For example, if you have $15,000 of Foreign bank accounts you probably have to file an FBAR, but would not have to file a form 8938 — if this was the total number of assets you had, and it was also the maximum value for the year.
Alternatively, if you have $700,000 of foreign investment assets, you may have multiple forms you would have to file depending on the type of investment, and whether it qualifies as a specified foreign asset.
If you are uncomfortable providing the exact amount of your asset value, you should work with whichever attorney you are speaking with to provide as accurate of a picture as you can– so that he or she can give you an honest evaluation of your situation.
Speak with Experienced Counsel
These days, it seems that everybody thinks they do offshore disclosure because they handled a handful of cases or read our blog daily. Tax Law is a specialized area of law and Offshore Voluntary Disclosure (when done properly) is an especially complex area of Tax Law.
In the last few years, we have been repeatedly contacted by individuals letting us know that they were “sold” by inexperienced counsel. It is usually because inexperienced counsel does not know how to properly vet out the cases to extract the necessary information from the client, and then sells them on a much lower fee to go “streamlined” in cases it is not warranted (Willful, MTM elections, Opt-Out, etc.)
With that said, there are a group of attorneys, like ourselves, that focus exclusively in this area of law. Your OVDP or Streamlined Attorney should have:
- At least 15 years of experience as a practicing lawyer
- An advanced Master’s of Tax Law Degree (LL.M.); and
- Either a CPA or Enrolled Agent (EA) license.
Getting into IRS Offshore/Foreign Reporting Compliance
Offshore Voluntary Disclosure Tax law is very complex. There are many aspects that go into any particular tax calculation, including the legal status, marital status, business status and residence status of the taxpayer.
When Do I Need to Use Voluntary Disclosure?
Voluntary Disclosure is for individuals, estates, and businesses who are out of compliance with the IRS and the Department of Treasury. What does that mean? It means that if you are required to file a U.S. tax return and you don’t do so timely, then you are out of compliance.
If the IRS discovers that you are out of compliance, you may become subject to extensive fines and penalties – ranging from a warning letter all the way up to tax liens, tax levies, seizures, and criminal investigations. To combat this, you can take the proactive approach and submit to Voluntary Disclosure.

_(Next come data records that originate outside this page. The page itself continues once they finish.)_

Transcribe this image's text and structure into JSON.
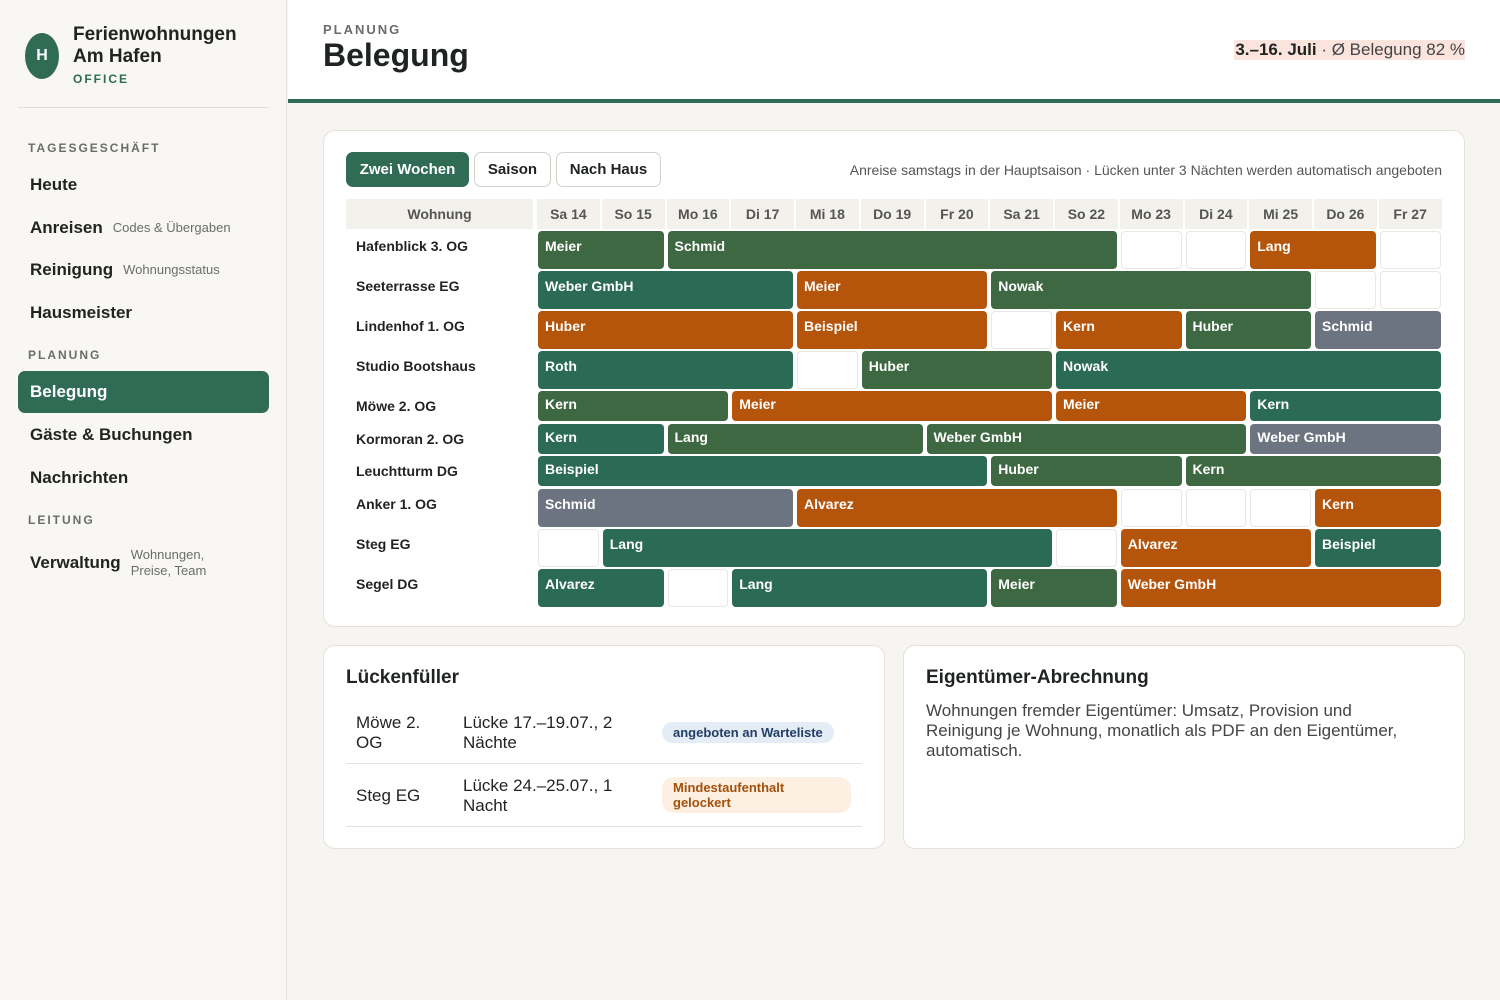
{
  "brand": {
    "initial": "H",
    "name": "Ferienwohnungen Am Hafen",
    "sub": "OFFICE"
  },
  "sidebar": {
    "sections": [
      {
        "title": "TAGESGESCHÄFT",
        "items": [
          {
            "label": "Heute",
            "sub": ""
          },
          {
            "label": "Anreisen",
            "sub": "Codes & Übergaben"
          },
          {
            "label": "Reinigung",
            "sub": "Wohnungsstatus"
          },
          {
            "label": "Hausmeister",
            "sub": ""
          }
        ]
      },
      {
        "title": "PLANUNG",
        "items": [
          {
            "label": "Belegung",
            "sub": "",
            "active": true
          },
          {
            "label": "Gäste & Buchungen",
            "sub": ""
          },
          {
            "label": "Nachrichten",
            "sub": ""
          }
        ]
      },
      {
        "title": "LEITUNG",
        "items": [
          {
            "label": "Verwaltung",
            "sub": "Wohnungen, Preise, Team"
          }
        ]
      }
    ]
  },
  "header": {
    "kicker": "PLANUNG",
    "title": "Belegung",
    "range": "3.–16. Juli",
    "sep": " · ",
    "stat": "Ø Belegung 82 %"
  },
  "plan": {
    "views": [
      {
        "label": "Zwei Wochen",
        "active": true
      },
      {
        "label": "Saison"
      },
      {
        "label": "Nach Haus"
      }
    ],
    "hint": "Anreise samstags in der Hauptsaison · Lücken unter 3 Nächten werden automatisch angeboten",
    "col_label": "Wohnung",
    "days": [
      "Sa 14",
      "So 15",
      "Mo 16",
      "Di 17",
      "Mi 18",
      "Do 19",
      "Fr 20",
      "Sa 21",
      "So 22",
      "Mo 23",
      "Di 24",
      "Mi 25",
      "Do 26",
      "Fr 27"
    ],
    "status_colors": {
      "g1": "#3d6841",
      "g2": "#2b6a55",
      "o": "#b5550c",
      "s": "#6c7481"
    },
    "rows": [
      {
        "name": "Hafenblick 3. OG",
        "bookings": [
          {
            "guest": "Meier",
            "start": 0,
            "nights": 2,
            "color": "g1"
          },
          {
            "guest": "Schmid",
            "start": 2,
            "nights": 7,
            "color": "g1"
          },
          {
            "guest": "Lang",
            "start": 11,
            "nights": 2,
            "color": "o"
          }
        ]
      },
      {
        "name": "Seeterrasse EG",
        "bookings": [
          {
            "guest": "Weber GmbH",
            "start": 0,
            "nights": 4,
            "color": "g2"
          },
          {
            "guest": "Meier",
            "start": 4,
            "nights": 3,
            "color": "o"
          },
          {
            "guest": "Nowak",
            "start": 7,
            "nights": 5,
            "color": "g1"
          }
        ]
      },
      {
        "name": "Lindenhof 1. OG",
        "bookings": [
          {
            "guest": "Huber",
            "start": 0,
            "nights": 4,
            "color": "o"
          },
          {
            "guest": "Beispiel",
            "start": 4,
            "nights": 3,
            "color": "o"
          },
          {
            "guest": "Kern",
            "start": 8,
            "nights": 2,
            "color": "o"
          },
          {
            "guest": "Huber",
            "start": 10,
            "nights": 2,
            "color": "g1"
          },
          {
            "guest": "Schmid",
            "start": 12,
            "nights": 2,
            "color": "s"
          }
        ]
      },
      {
        "name": "Studio Bootshaus",
        "bookings": [
          {
            "guest": "Roth",
            "start": 0,
            "nights": 4,
            "color": "g2"
          },
          {
            "guest": "Huber",
            "start": 5,
            "nights": 3,
            "color": "g1"
          },
          {
            "guest": "Nowak",
            "start": 8,
            "nights": 6,
            "color": "g2"
          }
        ]
      },
      {
        "name": "Möwe 2. OG",
        "bookings": [
          {
            "guest": "Kern",
            "start": 0,
            "nights": 3,
            "color": "g1"
          },
          {
            "guest": "Meier",
            "start": 3,
            "nights": 5,
            "color": "o"
          },
          {
            "guest": "Meier",
            "start": 8,
            "nights": 3,
            "color": "o"
          },
          {
            "guest": "Kern",
            "start": 11,
            "nights": 3,
            "color": "g2"
          }
        ]
      },
      {
        "name": "Kormoran 2. OG",
        "bookings": [
          {
            "guest": "Kern",
            "start": 0,
            "nights": 2,
            "color": "g2"
          },
          {
            "guest": "Lang",
            "start": 2,
            "nights": 4,
            "color": "g1"
          },
          {
            "guest": "Weber GmbH",
            "start": 6,
            "nights": 5,
            "color": "g1"
          },
          {
            "guest": "Weber GmbH",
            "start": 11,
            "nights": 3,
            "color": "s"
          }
        ]
      },
      {
        "name": "Leuchtturm DG",
        "bookings": [
          {
            "guest": "Beispiel",
            "start": 0,
            "nights": 7,
            "color": "g2"
          },
          {
            "guest": "Huber",
            "start": 7,
            "nights": 3,
            "color": "g1"
          },
          {
            "guest": "Kern",
            "start": 10,
            "nights": 4,
            "color": "g1"
          }
        ]
      },
      {
        "name": "Anker 1. OG",
        "bookings": [
          {
            "guest": "Schmid",
            "start": 0,
            "nights": 4,
            "color": "s"
          },
          {
            "guest": "Alvarez",
            "start": 4,
            "nights": 5,
            "color": "o"
          },
          {
            "guest": "Kern",
            "start": 12,
            "nights": 2,
            "color": "o"
          }
        ]
      },
      {
        "name": "Steg EG",
        "bookings": [
          {
            "guest": "Lang",
            "start": 1,
            "nights": 7,
            "color": "g2"
          },
          {
            "guest": "Alvarez",
            "start": 9,
            "nights": 3,
            "color": "o"
          },
          {
            "guest": "Beispiel",
            "start": 12,
            "nights": 2,
            "color": "g2"
          }
        ]
      },
      {
        "name": "Segel DG",
        "bookings": [
          {
            "guest": "Alvarez",
            "start": 0,
            "nights": 2,
            "color": "g2"
          },
          {
            "guest": "Lang",
            "start": 3,
            "nights": 4,
            "color": "g2"
          },
          {
            "guest": "Meier",
            "start": 7,
            "nights": 2,
            "color": "g1"
          },
          {
            "guest": "Weber GmbH",
            "start": 9,
            "nights": 5,
            "color": "o"
          }
        ]
      }
    ]
  },
  "gaps": {
    "title": "Lückenfüller",
    "items": [
      {
        "unit": "Möwe 2. OG",
        "desc": "Lücke 17.–19.07., 2 Nächte",
        "badge": "angeboten an Warteliste",
        "badge_type": "blue"
      },
      {
        "unit": "Steg EG",
        "desc": "Lücke 24.–25.07., 1 Nacht",
        "badge": "Mindestaufenthalt gelockert",
        "badge_type": "orange"
      }
    ]
  },
  "owner": {
    "title": "Eigentümer-Abrechnung",
    "text": "Wohnungen fremder Eigentümer: Umsatz, Provision und Reinigung je Wohnung, monatlich als PDF an den Eigentümer, automatisch."
  }
}
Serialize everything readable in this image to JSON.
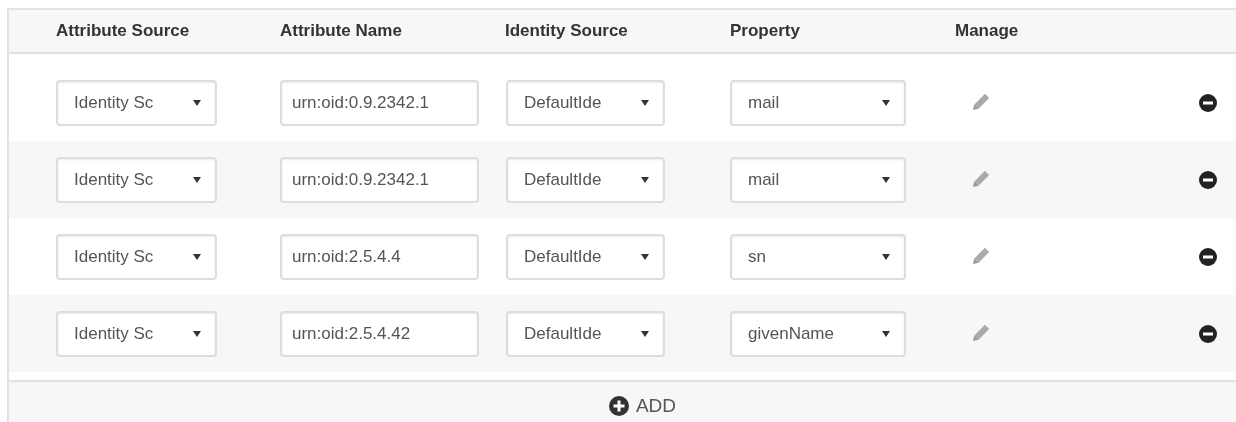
{
  "table": {
    "columns": [
      "Attribute Source",
      "Attribute Name",
      "Identity Source",
      "Property",
      "Manage"
    ],
    "rows": [
      {
        "attribute_source": "Identity Sc",
        "attribute_name": "urn:oid:0.9.2342.1",
        "identity_source": "DefaultIde",
        "property": "mail"
      },
      {
        "attribute_source": "Identity Sc",
        "attribute_name": "urn:oid:0.9.2342.1",
        "identity_source": "DefaultIde",
        "property": "mail"
      },
      {
        "attribute_source": "Identity Sc",
        "attribute_name": "urn:oid:2.5.4.4",
        "identity_source": "DefaultIde",
        "property": "sn"
      },
      {
        "attribute_source": "Identity Sc",
        "attribute_name": "urn:oid:2.5.4.42",
        "identity_source": "DefaultIde",
        "property": "givenName"
      }
    ]
  },
  "add_button": {
    "label": "ADD"
  }
}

We Can Help.
Sean holds a Master's in Tax Law from one of the top Tax LL.M. programs in the country at the University of Denver, and has also earned the prestigious Enrolled Agent credential. Mr. Golding is also a Board Certified Tax Law Specialist Attorney (A designation earned by Less than 1% of Attorneys nationwide.)